EXERCISE OBJECTIVE:
Every record below is to be repeated exactly, with the pictures left out.

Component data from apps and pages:
-- -- --
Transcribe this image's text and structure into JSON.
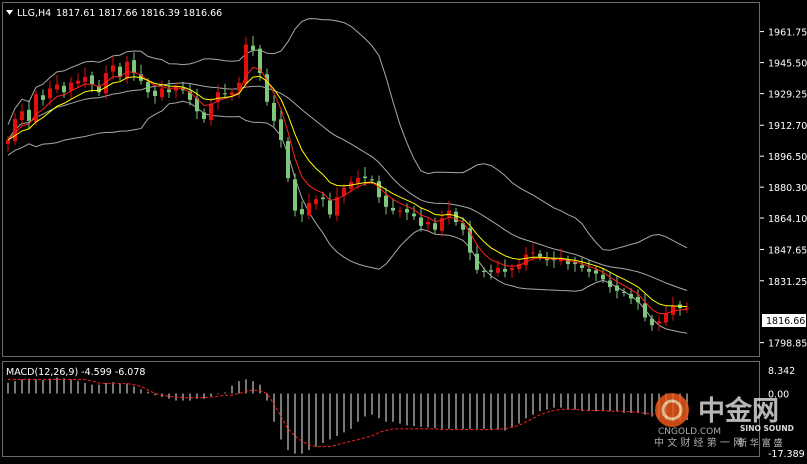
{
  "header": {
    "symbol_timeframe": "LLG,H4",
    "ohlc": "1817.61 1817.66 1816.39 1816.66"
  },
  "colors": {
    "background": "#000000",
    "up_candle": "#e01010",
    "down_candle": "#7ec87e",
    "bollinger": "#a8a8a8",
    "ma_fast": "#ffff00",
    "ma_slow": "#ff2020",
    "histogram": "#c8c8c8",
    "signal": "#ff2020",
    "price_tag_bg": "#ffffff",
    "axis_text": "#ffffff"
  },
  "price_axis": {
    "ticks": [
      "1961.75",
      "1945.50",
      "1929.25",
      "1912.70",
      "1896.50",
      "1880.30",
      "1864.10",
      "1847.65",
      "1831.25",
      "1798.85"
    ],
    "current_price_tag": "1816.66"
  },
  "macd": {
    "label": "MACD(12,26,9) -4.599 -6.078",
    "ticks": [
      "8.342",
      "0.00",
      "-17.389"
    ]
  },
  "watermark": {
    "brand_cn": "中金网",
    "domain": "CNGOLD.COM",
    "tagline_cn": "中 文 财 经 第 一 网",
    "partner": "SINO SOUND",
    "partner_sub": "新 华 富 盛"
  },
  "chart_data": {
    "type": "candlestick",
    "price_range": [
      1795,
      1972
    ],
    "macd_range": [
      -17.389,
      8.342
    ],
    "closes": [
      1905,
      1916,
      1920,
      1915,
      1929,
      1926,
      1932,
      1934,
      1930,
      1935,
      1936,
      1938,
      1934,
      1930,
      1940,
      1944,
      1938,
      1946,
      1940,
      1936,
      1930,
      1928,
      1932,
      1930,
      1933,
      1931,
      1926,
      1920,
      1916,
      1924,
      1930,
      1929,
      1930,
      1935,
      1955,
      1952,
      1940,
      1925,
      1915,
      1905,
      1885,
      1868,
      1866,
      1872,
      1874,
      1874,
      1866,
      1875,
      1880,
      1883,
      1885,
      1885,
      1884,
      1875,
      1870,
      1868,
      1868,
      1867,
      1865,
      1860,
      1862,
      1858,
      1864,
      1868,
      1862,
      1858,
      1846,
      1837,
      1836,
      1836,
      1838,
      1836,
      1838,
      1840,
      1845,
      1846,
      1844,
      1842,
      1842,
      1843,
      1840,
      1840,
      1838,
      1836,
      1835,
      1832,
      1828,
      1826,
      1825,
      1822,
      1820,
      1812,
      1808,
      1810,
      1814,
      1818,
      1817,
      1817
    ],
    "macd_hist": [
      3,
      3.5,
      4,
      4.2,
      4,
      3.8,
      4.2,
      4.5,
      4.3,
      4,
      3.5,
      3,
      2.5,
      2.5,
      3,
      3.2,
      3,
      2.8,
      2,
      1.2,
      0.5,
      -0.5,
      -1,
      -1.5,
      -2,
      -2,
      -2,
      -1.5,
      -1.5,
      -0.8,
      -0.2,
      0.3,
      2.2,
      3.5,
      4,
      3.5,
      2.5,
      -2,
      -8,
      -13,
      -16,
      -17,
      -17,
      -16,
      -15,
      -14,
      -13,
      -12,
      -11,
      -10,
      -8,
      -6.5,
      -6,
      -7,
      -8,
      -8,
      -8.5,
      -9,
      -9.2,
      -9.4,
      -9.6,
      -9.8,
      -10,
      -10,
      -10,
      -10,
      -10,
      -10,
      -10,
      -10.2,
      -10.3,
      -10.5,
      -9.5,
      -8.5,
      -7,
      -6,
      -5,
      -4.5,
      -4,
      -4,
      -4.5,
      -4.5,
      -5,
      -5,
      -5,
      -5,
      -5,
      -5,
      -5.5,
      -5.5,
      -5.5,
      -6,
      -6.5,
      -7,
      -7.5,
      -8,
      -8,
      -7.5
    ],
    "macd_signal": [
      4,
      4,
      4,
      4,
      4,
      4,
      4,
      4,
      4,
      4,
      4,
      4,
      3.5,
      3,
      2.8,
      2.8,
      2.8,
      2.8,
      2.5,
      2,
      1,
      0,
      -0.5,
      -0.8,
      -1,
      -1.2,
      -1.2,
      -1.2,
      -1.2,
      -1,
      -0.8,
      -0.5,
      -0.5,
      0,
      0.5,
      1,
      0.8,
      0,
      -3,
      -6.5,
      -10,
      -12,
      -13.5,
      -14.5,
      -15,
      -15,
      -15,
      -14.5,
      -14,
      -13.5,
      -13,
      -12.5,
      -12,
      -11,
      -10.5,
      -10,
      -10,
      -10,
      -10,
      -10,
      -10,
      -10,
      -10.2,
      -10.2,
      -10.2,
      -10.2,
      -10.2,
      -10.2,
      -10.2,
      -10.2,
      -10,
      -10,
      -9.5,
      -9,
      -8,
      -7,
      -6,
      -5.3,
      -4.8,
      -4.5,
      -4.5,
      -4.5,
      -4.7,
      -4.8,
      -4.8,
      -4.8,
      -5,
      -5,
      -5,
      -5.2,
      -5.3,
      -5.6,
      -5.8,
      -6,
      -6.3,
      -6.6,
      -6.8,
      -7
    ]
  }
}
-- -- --
SOLVED EXERCISE:
Transcribe this image's text and structure into JSON.
{
  "header": {
    "symbol_timeframe": "LLG,H4",
    "ohlc": "1817.61 1817.66 1816.39 1816.66"
  },
  "colors": {
    "background": "#000000",
    "up_candle": "#e01010",
    "down_candle": "#7ec87e",
    "bollinger": "#a8a8a8",
    "ma_fast": "#ffff00",
    "ma_slow": "#ff2020",
    "histogram": "#c8c8c8",
    "signal": "#ff2020",
    "price_tag_bg": "#ffffff",
    "axis_text": "#ffffff"
  },
  "price_axis": {
    "ticks": [
      "1961.75",
      "1945.50",
      "1929.25",
      "1912.70",
      "1896.50",
      "1880.30",
      "1864.10",
      "1847.65",
      "1831.25",
      "1798.85"
    ],
    "current_price_tag": "1816.66"
  },
  "macd": {
    "label": "MACD(12,26,9) -4.599 -6.078",
    "ticks": [
      "8.342",
      "0.00",
      "-17.389"
    ]
  },
  "watermark": {
    "brand_cn": "中金网",
    "domain": "CNGOLD.COM",
    "tagline_cn": "中 文 财 经 第 一 网",
    "partner": "SINO SOUND",
    "partner_sub": "新 华 富 盛"
  },
  "chart_data": {
    "type": "candlestick",
    "price_range": [
      1795,
      1972
    ],
    "macd_range": [
      -17.389,
      8.342
    ],
    "closes": [
      1905,
      1916,
      1920,
      1915,
      1929,
      1926,
      1932,
      1934,
      1930,
      1935,
      1936,
      1938,
      1934,
      1930,
      1940,
      1944,
      1938,
      1946,
      1940,
      1936,
      1930,
      1928,
      1932,
      1930,
      1933,
      1931,
      1926,
      1920,
      1916,
      1924,
      1930,
      1929,
      1930,
      1935,
      1955,
      1952,
      1940,
      1925,
      1915,
      1905,
      1885,
      1868,
      1866,
      1872,
      1874,
      1874,
      1866,
      1875,
      1880,
      1883,
      1885,
      1885,
      1884,
      1875,
      1870,
      1868,
      1868,
      1867,
      1865,
      1860,
      1862,
      1858,
      1864,
      1868,
      1862,
      1858,
      1846,
      1837,
      1836,
      1836,
      1838,
      1836,
      1838,
      1840,
      1845,
      1846,
      1844,
      1842,
      1842,
      1843,
      1840,
      1840,
      1838,
      1836,
      1835,
      1832,
      1828,
      1826,
      1825,
      1822,
      1820,
      1812,
      1808,
      1810,
      1814,
      1818,
      1817,
      1817
    ],
    "macd_hist": [
      3,
      3.5,
      4,
      4.2,
      4,
      3.8,
      4.2,
      4.5,
      4.3,
      4,
      3.5,
      3,
      2.5,
      2.5,
      3,
      3.2,
      3,
      2.8,
      2,
      1.2,
      0.5,
      -0.5,
      -1,
      -1.5,
      -2,
      -2,
      -2,
      -1.5,
      -1.5,
      -0.8,
      -0.2,
      0.3,
      2.2,
      3.5,
      4,
      3.5,
      2.5,
      -2,
      -8,
      -13,
      -16,
      -17,
      -17,
      -16,
      -15,
      -14,
      -13,
      -12,
      -11,
      -10,
      -8,
      -6.5,
      -6,
      -7,
      -8,
      -8,
      -8.5,
      -9,
      -9.2,
      -9.4,
      -9.6,
      -9.8,
      -10,
      -10,
      -10,
      -10,
      -10,
      -10,
      -10,
      -10.2,
      -10.3,
      -10.5,
      -9.5,
      -8.5,
      -7,
      -6,
      -5,
      -4.5,
      -4,
      -4,
      -4.5,
      -4.5,
      -5,
      -5,
      -5,
      -5,
      -5,
      -5,
      -5.5,
      -5.5,
      -5.5,
      -6,
      -6.5,
      -7,
      -7.5,
      -8,
      -8,
      -7.5
    ],
    "macd_signal": [
      4,
      4,
      4,
      4,
      4,
      4,
      4,
      4,
      4,
      4,
      4,
      4,
      3.5,
      3,
      2.8,
      2.8,
      2.8,
      2.8,
      2.5,
      2,
      1,
      0,
      -0.5,
      -0.8,
      -1,
      -1.2,
      -1.2,
      -1.2,
      -1.2,
      -1,
      -0.8,
      -0.5,
      -0.5,
      0,
      0.5,
      1,
      0.8,
      0,
      -3,
      -6.5,
      -10,
      -12,
      -13.5,
      -14.5,
      -15,
      -15,
      -15,
      -14.5,
      -14,
      -13.5,
      -13,
      -12.5,
      -12,
      -11,
      -10.5,
      -10,
      -10,
      -10,
      -10,
      -10,
      -10,
      -10,
      -10.2,
      -10.2,
      -10.2,
      -10.2,
      -10.2,
      -10.2,
      -10.2,
      -10.2,
      -10,
      -10,
      -9.5,
      -9,
      -8,
      -7,
      -6,
      -5.3,
      -4.8,
      -4.5,
      -4.5,
      -4.5,
      -4.7,
      -4.8,
      -4.8,
      -4.8,
      -5,
      -5,
      -5,
      -5.2,
      -5.3,
      -5.6,
      -5.8,
      -6,
      -6.3,
      -6.6,
      -6.8,
      -7
    ]
  }
}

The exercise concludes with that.